Exercise input below:

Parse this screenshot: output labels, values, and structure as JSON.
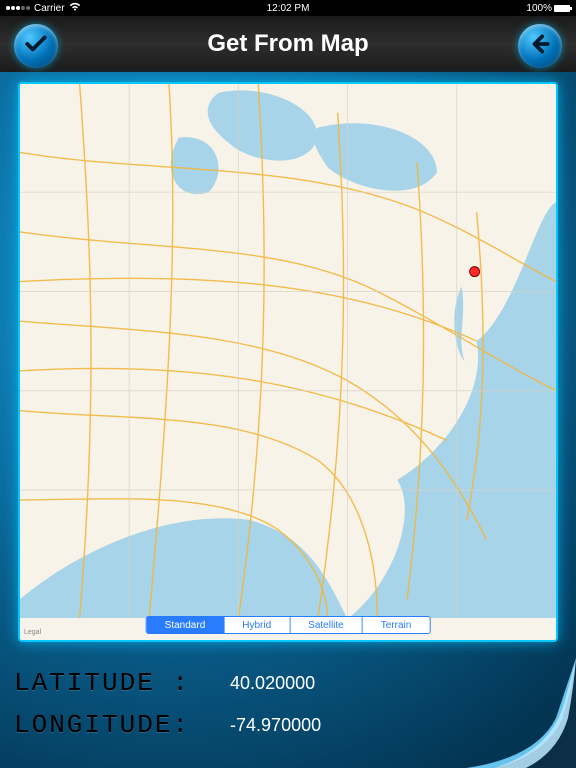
{
  "status": {
    "carrier": "Carrier",
    "time": "12:02 PM",
    "battery_pct": "100%"
  },
  "header": {
    "title": "Get From Map"
  },
  "map": {
    "segments": [
      "Standard",
      "Hybrid",
      "Satellite",
      "Terrain"
    ],
    "selected_segment": "Standard",
    "legal": "Legal",
    "pin": {
      "lat": 40.02,
      "lon": -74.97
    }
  },
  "coords": {
    "lat_label": "LATITUDE :",
    "lon_label": "LONGITUDE:",
    "lat_value": "40.020000",
    "lon_value": "-74.970000"
  }
}
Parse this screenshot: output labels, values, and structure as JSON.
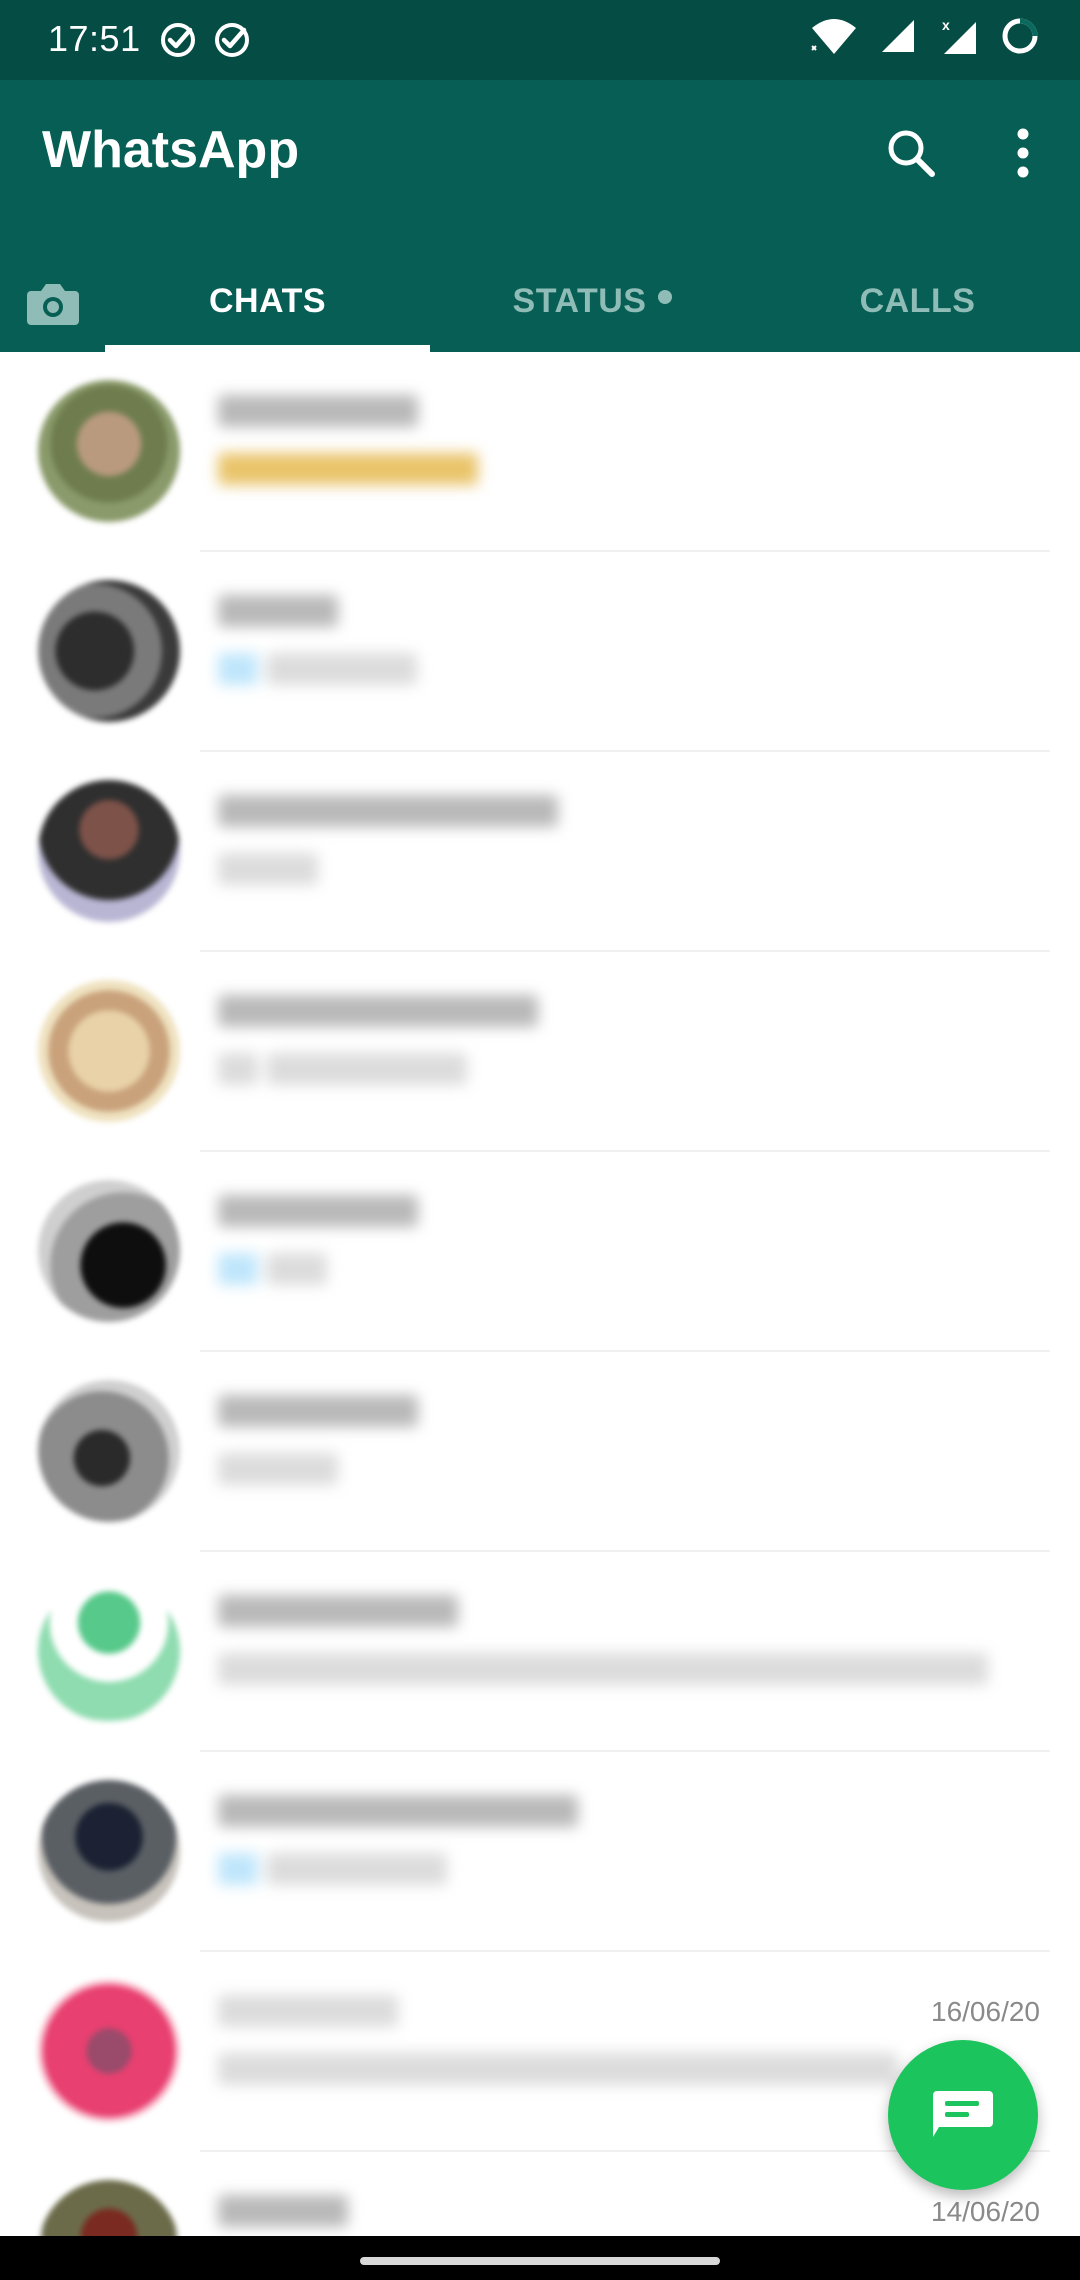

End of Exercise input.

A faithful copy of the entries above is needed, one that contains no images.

**Task result**
Parse this screenshot: output labels, values, and structure as JSON.
{
  "status": {
    "carrier": "Carrier",
    "time": "12:02 PM",
    "battery_pct": "100%"
  },
  "header": {
    "title": "Get From Map"
  },
  "map": {
    "segments": [
      "Standard",
      "Hybrid",
      "Satellite",
      "Terrain"
    ],
    "selected_segment": "Standard",
    "legal": "Legal",
    "pin": {
      "lat": 40.02,
      "lon": -74.97
    }
  },
  "coords": {
    "lat_label": "LATITUDE :",
    "lon_label": "LONGITUDE:",
    "lat_value": "40.020000",
    "lon_value": "-74.970000"
  }
}
Parse this screenshot: output labels, values, and structure as JSON.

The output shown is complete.